The important thing about the hand is the gearing. The 40-tooth gears provide optimal torque and a large surface to attach the grippers. You can make stypes of grippers, these are designed to handle all sizes and weights of blocks.
The wrist is very simple: just an 8-tooth gear attached to a 40-tooth gear which is then attached to the hand. But it is very important. It provides the flexibility to pick the right angle for the hand so that you can set things down squarely.
Yet another pair of 8-tooth and 40-tooth gears. The wrist is attached to the inside of the 40-tooth gears. The counterweight is attached to the outside.
The turntable and worm gear assembly gives a gear ratio of 1:56 meaning it is slow but powerful enough to handle the weight of the entire arm, counterweight and load with ease.
The brick has two separate functions: it is heavy enough to provide the needed ballast to offset the weight of the wrist/hand and load, and it runs the hand. Its not obvious, but the hand is operated by the topmost touch sensor on the other brick but is cable to this brick.

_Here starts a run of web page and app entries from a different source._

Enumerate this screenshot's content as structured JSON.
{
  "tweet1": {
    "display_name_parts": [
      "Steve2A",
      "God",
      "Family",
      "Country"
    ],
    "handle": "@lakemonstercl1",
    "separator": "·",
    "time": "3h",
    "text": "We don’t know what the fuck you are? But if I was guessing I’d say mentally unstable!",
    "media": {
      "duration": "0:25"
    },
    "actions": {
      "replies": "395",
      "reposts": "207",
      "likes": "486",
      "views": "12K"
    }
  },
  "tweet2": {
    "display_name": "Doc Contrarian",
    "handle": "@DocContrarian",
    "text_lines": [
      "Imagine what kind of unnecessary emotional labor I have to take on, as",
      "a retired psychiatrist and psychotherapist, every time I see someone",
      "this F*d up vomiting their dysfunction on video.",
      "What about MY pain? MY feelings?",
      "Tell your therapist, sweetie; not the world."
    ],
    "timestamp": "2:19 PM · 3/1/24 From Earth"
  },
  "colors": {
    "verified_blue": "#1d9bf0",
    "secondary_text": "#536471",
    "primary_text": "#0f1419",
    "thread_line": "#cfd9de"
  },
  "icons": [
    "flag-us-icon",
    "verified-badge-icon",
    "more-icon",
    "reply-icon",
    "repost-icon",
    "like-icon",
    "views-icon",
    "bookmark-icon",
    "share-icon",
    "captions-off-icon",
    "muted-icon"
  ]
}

Because there are 4 motors there are 2 bricks. The brick on the arm controls the hand, the console brick controls the wrist and arm pitch and yaw. For the wrist and arm you have a choice of modes selected by the arrow keys: left for hand/wrist down and arm left. right for hand/wrist up and arm right. The screens show exactly what sensor does what. The middle touch sensor controls the wrist, the bottom touch sensor controls the pitch of the arm and the end button controls the yaw. The top touch sensor controls the hand. But because that is actually controlled by the other brick. the mode can't apply. Instead, the direction of the motor alternated. The first time you press the top sensor the hand closes. Next it opens and so forth. In all cases, the particular motor runs as long as the sensor is pressed and stops when its no longer pressed. Please look at the program to see how this is done. It's a very useful and powerful technique.